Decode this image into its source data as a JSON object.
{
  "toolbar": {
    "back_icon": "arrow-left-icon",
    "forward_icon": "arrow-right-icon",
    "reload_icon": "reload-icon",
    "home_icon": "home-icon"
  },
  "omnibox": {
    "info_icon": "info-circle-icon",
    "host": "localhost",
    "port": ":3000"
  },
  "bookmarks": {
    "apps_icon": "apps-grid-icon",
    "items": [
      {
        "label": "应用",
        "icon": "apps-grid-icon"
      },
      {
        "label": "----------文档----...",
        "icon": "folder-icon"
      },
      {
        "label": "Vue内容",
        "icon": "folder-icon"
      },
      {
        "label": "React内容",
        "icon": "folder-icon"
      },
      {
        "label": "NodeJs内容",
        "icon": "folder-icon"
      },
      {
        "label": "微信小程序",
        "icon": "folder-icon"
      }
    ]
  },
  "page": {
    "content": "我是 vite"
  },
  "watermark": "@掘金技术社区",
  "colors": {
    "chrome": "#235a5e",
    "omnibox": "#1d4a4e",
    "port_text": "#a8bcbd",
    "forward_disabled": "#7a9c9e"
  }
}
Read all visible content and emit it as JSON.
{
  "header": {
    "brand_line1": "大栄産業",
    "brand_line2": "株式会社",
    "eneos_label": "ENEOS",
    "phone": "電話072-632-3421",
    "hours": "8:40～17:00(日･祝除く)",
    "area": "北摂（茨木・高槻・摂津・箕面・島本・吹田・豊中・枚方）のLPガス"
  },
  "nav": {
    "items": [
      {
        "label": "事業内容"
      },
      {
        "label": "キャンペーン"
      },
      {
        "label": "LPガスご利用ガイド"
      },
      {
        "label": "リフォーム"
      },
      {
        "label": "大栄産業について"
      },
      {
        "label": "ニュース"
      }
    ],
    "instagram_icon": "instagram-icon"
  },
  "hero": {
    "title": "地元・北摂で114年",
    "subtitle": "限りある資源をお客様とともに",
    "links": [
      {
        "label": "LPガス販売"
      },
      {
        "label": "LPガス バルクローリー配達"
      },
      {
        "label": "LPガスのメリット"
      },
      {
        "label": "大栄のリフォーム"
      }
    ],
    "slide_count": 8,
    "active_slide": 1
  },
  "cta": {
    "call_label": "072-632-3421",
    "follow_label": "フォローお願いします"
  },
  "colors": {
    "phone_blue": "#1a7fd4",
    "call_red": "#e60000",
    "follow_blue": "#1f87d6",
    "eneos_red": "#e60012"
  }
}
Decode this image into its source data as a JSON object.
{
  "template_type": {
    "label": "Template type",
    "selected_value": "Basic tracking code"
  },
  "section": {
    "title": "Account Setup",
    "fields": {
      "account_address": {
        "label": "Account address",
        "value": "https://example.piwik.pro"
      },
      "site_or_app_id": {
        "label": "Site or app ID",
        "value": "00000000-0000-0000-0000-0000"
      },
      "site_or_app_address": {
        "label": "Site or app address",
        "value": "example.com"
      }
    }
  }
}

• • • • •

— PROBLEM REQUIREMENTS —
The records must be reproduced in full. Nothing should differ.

— EXERCISE OUTPUT —
Decode this image into its source data as a JSON object.
{
  "toolbar": {
    "back_icon": "arrow-left-icon",
    "forward_icon": "arrow-right-icon",
    "reload_icon": "reload-icon",
    "home_icon": "home-icon"
  },
  "omnibox": {
    "info_icon": "info-circle-icon",
    "host": "localhost",
    "port": ":3000"
  },
  "bookmarks": {
    "apps_icon": "apps-grid-icon",
    "items": [
      {
        "label": "应用",
        "icon": "apps-grid-icon"
      },
      {
        "label": "----------文档----...",
        "icon": "folder-icon"
      },
      {
        "label": "Vue内容",
        "icon": "folder-icon"
      },
      {
        "label": "React内容",
        "icon": "folder-icon"
      },
      {
        "label": "NodeJs内容",
        "icon": "folder-icon"
      },
      {
        "label": "微信小程序",
        "icon": "folder-icon"
      }
    ]
  },
  "page": {
    "content": "我是 vite"
  },
  "watermark": "@掘金技术社区",
  "colors": {
    "chrome": "#235a5e",
    "omnibox": "#1d4a4e",
    "port_text": "#a8bcbd",
    "forward_disabled": "#7a9c9e"
  }
}
Read all visible content and emit it as JSON.
{
  "header": {
    "brand_line1": "大栄産業",
    "brand_line2": "株式会社",
    "eneos_label": "ENEOS",
    "phone": "電話072-632-3421",
    "hours": "8:40～17:00(日･祝除く)",
    "area": "北摂（茨木・高槻・摂津・箕面・島本・吹田・豊中・枚方）のLPガス"
  },
  "nav": {
    "items": [
      {
        "label": "事業内容"
      },
      {
        "label": "キャンペーン"
      },
      {
        "label": "LPガスご利用ガイド"
      },
      {
        "label": "リフォーム"
      },
      {
        "label": "大栄産業について"
      },
      {
        "label": "ニュース"
      }
    ],
    "instagram_icon": "instagram-icon"
  },
  "hero": {
    "title": "地元・北摂で114年",
    "subtitle": "限りある資源をお客様とともに",
    "links": [
      {
        "label": "LPガス販売"
      },
      {
        "label": "LPガス バルクローリー配達"
      },
      {
        "label": "LPガスのメリット"
      },
      {
        "label": "大栄のリフォーム"
      }
    ],
    "slide_count": 8,
    "active_slide": 1
  },
  "cta": {
    "call_label": "072-632-3421",
    "follow_label": "フォローお願いします"
  },
  "colors": {
    "phone_blue": "#1a7fd4",
    "call_red": "#e60000",
    "follow_blue": "#1f87d6",
    "eneos_red": "#e60012"
  }
}
Decode this image into its source data as a JSON object.
{
  "template_type": {
    "label": "Template type",
    "selected_value": "Basic tracking code"
  },
  "section": {
    "title": "Account Setup",
    "fields": {
      "account_address": {
        "label": "Account address",
        "value": "https://example.piwik.pro"
      },
      "site_or_app_id": {
        "label": "Site or app ID",
        "value": "00000000-0000-0000-0000-0000"
      },
      "site_or_app_address": {
        "label": "Site or app address",
        "value": "example.com"
      }
    }
  }
}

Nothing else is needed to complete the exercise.